In some ways, TOMS Shoes One Day Without Shoes is delightfully subversive.
The common mythos is that walking barefooted is horribly dangerous. Store owners are sure that they have hazards everywhere (if so, why aren’t they removing them?). Yet, in 16 years of shopping barefooted, I’ve never had an injury inside any store. Oh, wait. I’m lying — I cut my finger on a coupon dispenser in a grocery store once. A nasty gash, too. And I didn’t even sue them. After all, what were my damages? The cost of a band-aid? People are also sure that walking on streets is incredibly dangerous. They have fears of glass and needles everywhere. Well, there just isn’t that much. And if you do step on glass barefooted, the odds of puncturing your skin is quite low. See Dave Canterbury’s Assumptions.
And all those people who participate in “One Day Without Shoes” will find that out. In fact, I suspect that, deep down, most people might know that already. Nobody ever has a “One Day Without Seatbelts” (to draw attention to all the lack of seatbelts in vehicles in Africa), or “One Day Without Grounded Electrical Outlets”.
There was some concern about safety, though. In this story, Went Barefoot To Help “One Day Without Shoes”, Nicolette Saraf, a high school student, was suspended for participating, because her school had a shoe rule. The reason?
The Principal warned her not to come to school in bare feet because doing so violated health standards.
Oh, geez. That false myth again. Don’t school administrators know how to do research? Don’t they know how to learn?

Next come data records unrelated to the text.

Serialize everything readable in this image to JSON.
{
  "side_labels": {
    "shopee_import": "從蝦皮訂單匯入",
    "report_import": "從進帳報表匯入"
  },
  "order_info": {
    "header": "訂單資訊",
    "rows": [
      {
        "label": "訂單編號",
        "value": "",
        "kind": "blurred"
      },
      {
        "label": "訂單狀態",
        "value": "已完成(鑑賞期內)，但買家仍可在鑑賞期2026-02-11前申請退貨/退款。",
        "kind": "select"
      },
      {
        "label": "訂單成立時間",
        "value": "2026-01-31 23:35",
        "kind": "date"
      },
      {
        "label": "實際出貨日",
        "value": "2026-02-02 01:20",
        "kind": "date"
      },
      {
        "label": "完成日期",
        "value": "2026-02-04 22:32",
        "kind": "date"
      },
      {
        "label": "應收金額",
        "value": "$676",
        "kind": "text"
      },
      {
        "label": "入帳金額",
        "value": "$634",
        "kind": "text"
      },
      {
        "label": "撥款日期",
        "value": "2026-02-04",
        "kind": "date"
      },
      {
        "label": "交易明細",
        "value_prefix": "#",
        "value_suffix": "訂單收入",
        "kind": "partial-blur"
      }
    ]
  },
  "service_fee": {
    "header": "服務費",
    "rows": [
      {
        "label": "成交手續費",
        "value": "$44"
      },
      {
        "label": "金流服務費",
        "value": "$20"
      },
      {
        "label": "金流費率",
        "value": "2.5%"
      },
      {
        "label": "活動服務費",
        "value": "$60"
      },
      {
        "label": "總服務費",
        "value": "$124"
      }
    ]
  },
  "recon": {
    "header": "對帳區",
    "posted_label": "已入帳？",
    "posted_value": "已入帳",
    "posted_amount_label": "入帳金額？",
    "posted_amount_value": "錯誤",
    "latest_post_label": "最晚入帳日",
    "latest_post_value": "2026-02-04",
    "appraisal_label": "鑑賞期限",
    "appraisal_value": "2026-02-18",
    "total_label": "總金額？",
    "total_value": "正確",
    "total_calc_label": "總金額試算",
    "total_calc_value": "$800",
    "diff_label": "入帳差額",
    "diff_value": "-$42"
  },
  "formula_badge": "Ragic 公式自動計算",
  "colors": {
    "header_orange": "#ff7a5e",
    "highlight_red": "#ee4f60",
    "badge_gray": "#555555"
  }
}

Many of the participants also find out just how much more comfortable it is without shoes. They may officially be going shoeless to show solidarity with the supposed discomfort of the shoeless in Africa, but what is more likely is that they get through the day just fine while barefoot, and don’t have their usual stinky shoes to take off at the end of the day. (And if they do have discomfort, that’s from trying to walk on feet that have been splinted and coddled — they’d also have a lot of discomfort if they tried to run up the stairs of the Empire State Building without easing into it first.)
One more thought. In one of the comments to last year’s entry, someone wrote:
Awww, come on, people! It doesn’t matter HOW people are making a difference, but at least they’re trying. . . . I think that kids in third world countries would really appreciate something nice like shoes. What makes them all the better is that they know that people care!
That’s sweet, but misguided. Yes, it does matter how people try. I could “try” by twirling around 3 times while chanting, but that would be totally ineffective. And how useful for them to know that people care. While they are puking their guts out and getting horribly dehydrated from the dysentery from the diseased water they drank, at least they will know that people care. Please. That is, once again, why I recommend something like Peepoople.com. The problem, from both a health and barefooting perspective, is proper sanitation. Solve that and you’ve killed two birds with one stone.